No matter what life looks like, there is always something to be grateful for and always a blessing to notice. Gratitude is more powerful than we know. Social scientists report that people who make it a practice to write down even one thing a day that they are grateful for experience a marked rise in happiness in less than a month. In fact, a simple Google search brings up a treasure trove of science, proving the positive effects of gratitude on our moods, our health, our relationships, and job performance. Kabbalah’s teachings on gratitude also shine a light on why this emotion has such a potent effect on us.
Kabbalists teach that gratitude clears the path for blessings to enter our lives. When we are appreciative daily, we transform ourselves and our lives, creating spaces for our blessings to land. When we put this into practice, the landscape of our lives very literally begins to change.
As for me, my gratitude practice begins each morning with prayer. Kabbalists have a set of prayers that they say every morning, one of which is the 18 blessings, a tool for connecting to appreciation for the blessings in our lives, from the sun rising to the ground under our feet. There is even a prayer that reminds us to be thankful for waking up. It’s a powerful reminder to not take anything for granted.
This year, I’d like to invite you to begin a new gratitude practice and, to those of us who will be celebrating Thanksgiving, to create new traditions of thankfulness to share with your family. Here are a few of my favorite ideas for infusing Thanksgiving with even more gratitude:
Create a Gratitude Wreath
Select a beautiful wreath—it can be real or faux—and choose decorative paper tags along with it. Have the whole family write down 2-5 things they are most grateful for and arrange each paper into the wreath.
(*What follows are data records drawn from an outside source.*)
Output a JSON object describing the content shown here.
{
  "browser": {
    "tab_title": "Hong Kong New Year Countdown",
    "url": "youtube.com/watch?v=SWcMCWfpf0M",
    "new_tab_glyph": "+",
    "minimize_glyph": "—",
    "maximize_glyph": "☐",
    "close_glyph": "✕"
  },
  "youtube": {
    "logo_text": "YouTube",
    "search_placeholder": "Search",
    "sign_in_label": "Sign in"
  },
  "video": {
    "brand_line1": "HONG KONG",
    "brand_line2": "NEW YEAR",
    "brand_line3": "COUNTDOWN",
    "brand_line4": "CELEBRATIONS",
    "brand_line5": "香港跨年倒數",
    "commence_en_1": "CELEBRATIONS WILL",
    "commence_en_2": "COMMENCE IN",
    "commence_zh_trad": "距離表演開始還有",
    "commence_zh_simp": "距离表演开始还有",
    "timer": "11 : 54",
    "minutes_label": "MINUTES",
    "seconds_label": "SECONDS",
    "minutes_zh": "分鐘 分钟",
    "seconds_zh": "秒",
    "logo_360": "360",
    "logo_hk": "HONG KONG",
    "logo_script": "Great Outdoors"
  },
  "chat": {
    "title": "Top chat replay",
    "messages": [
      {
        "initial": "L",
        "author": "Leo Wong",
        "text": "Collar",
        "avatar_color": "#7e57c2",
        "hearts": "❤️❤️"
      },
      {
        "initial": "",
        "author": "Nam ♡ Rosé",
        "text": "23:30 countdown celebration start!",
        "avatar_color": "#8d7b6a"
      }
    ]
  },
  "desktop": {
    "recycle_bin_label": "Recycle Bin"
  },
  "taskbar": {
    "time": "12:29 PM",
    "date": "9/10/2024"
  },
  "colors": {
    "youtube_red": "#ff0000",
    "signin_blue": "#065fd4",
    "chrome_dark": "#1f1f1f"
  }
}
You can hang it above your Thanksgiving table, or you can use it as a beautiful centerpiece—you can even have your dinner guests add their notes as well!
After the holiday, find a special place to showcase your Gratitude Wreath, where it can be admired every day.
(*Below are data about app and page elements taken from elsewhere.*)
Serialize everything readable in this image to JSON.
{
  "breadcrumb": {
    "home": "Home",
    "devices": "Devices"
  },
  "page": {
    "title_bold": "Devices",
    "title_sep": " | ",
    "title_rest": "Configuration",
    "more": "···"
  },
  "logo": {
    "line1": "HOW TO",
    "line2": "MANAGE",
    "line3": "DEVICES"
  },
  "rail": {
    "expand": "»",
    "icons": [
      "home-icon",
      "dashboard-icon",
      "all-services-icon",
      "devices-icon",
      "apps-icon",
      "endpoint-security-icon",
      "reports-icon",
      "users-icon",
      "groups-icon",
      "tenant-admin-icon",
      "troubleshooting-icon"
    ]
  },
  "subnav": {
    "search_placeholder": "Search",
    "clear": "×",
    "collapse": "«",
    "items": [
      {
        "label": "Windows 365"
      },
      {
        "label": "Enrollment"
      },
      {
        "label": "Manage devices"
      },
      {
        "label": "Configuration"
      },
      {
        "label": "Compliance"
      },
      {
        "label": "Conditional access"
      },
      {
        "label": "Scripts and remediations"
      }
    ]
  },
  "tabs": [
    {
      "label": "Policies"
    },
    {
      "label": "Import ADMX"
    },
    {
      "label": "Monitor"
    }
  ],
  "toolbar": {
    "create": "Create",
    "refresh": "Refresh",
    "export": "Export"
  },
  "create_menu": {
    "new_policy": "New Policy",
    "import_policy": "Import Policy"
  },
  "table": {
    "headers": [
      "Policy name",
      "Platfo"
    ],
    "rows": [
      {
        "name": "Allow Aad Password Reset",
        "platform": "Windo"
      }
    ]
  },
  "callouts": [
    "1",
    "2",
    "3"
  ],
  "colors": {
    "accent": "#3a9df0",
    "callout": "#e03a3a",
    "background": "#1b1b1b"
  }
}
Take a Thanksgiving Walk
After dinner, instead of settling into the couch, gather the whole family for an after-feast walk. You can each share one thing you’re grateful for or take turns noticing things that stand out to you as being special or beautiful; the turning leaves, the feeling of crisp autumn air on your cheeks, the warm glow of the windows you pass by. It doesn’t have to be long or arduous, just a brisk stroll with your loved ones. Dessert will be waiting at home!
Honor Relatives Who Have Passed
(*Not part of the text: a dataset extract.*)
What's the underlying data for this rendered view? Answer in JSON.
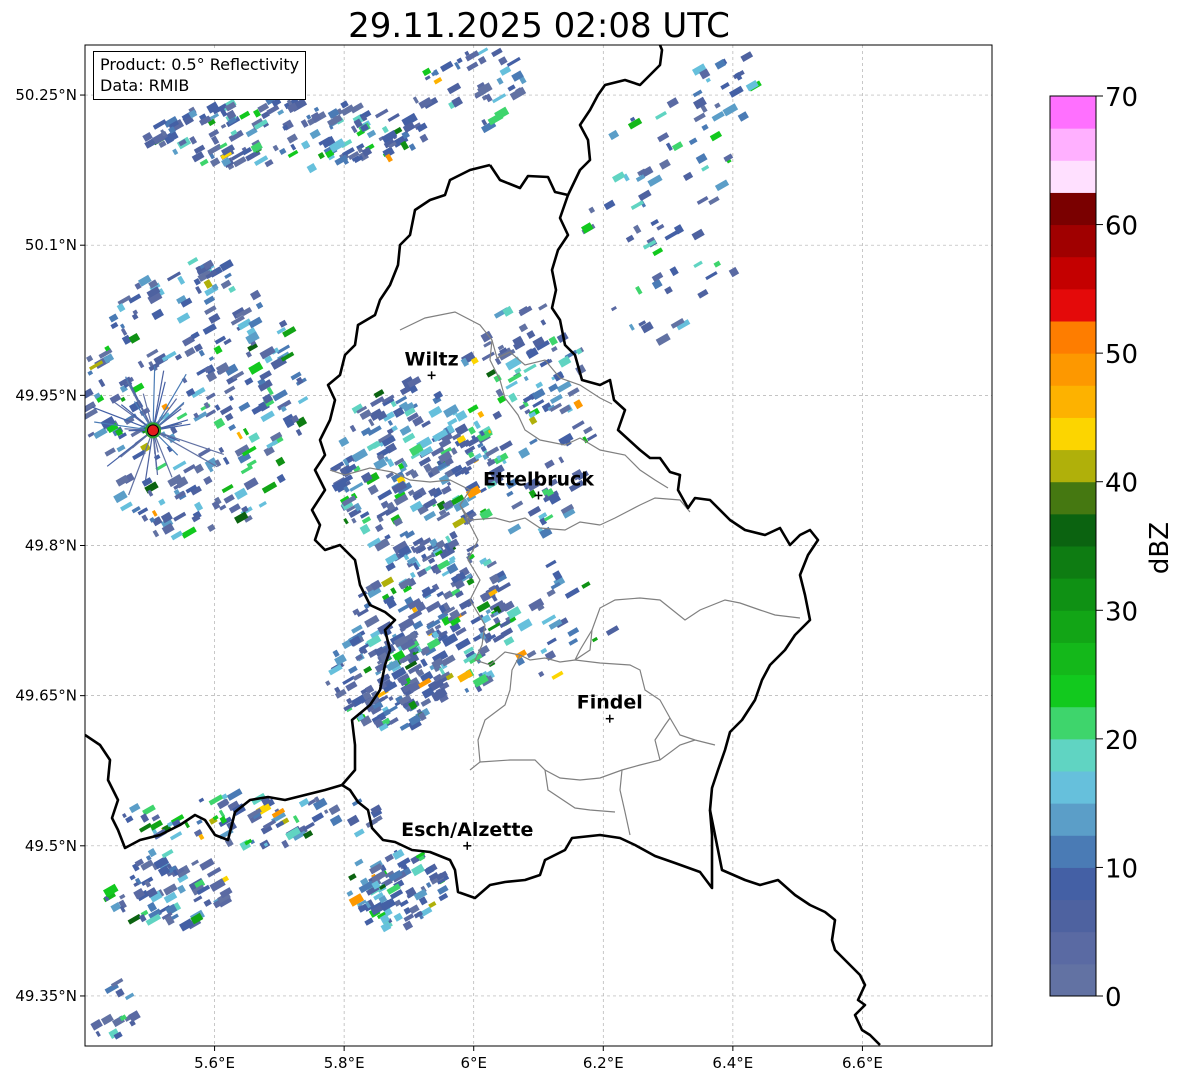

Whether you create a special space for your family members who have passed by setting out framed photos or simply take a moment before dinner to remember them, including your ancestors in your Thanksgiving experience, can bring about profound feelings of gratitude and connection. Share memories, tell funny stories, choose a favorite quality of theirs that you’d like to embody this year.
Play a Gratitude Guessing Game
At the beginning of the evening, have every guest write down what they’re most thankful for on a slip of paper, fold it up, and place it in a gratitude jar. After dinner or during dessert, have everyone go around and choose a piece of paper. They read the gratitude note aloud and try to guess who it belongs to. It is not only a great way to have fun, but it encourages everyone to be creative with their thanks—if everyone writes down “my family” or “my health,” the game will be over pretty quick. Be sure to remind your guests to make their gratitude note extra special.
Build Care Packages Together
While it may feel like a great idea, Thanksgiving isn’t actually the best day to volunteer at soup kitchens or with food delivery services. With so many one-day volunteers, there’s no time to train anyone how to do things. Instead, invite each of your guests to skip the usual wine or flowers hostess gift and bring canned goods, paper plates and utensils, and scarves and mittens. You can all spend time building care packages that can be donated to your local shelter the next day. It will be a warm welcome to people in need and will foster a new kind of gratitude for you and your family.
Happy Thanksgiving to those in the US and happy wishes to all of those who give thanks today.
What are your Thanksgiving Traditions? If you don’t have any, which ones will you start? I can’t wait to hear all about how you decide to celebrate gratitude with your loved ones this year and every year.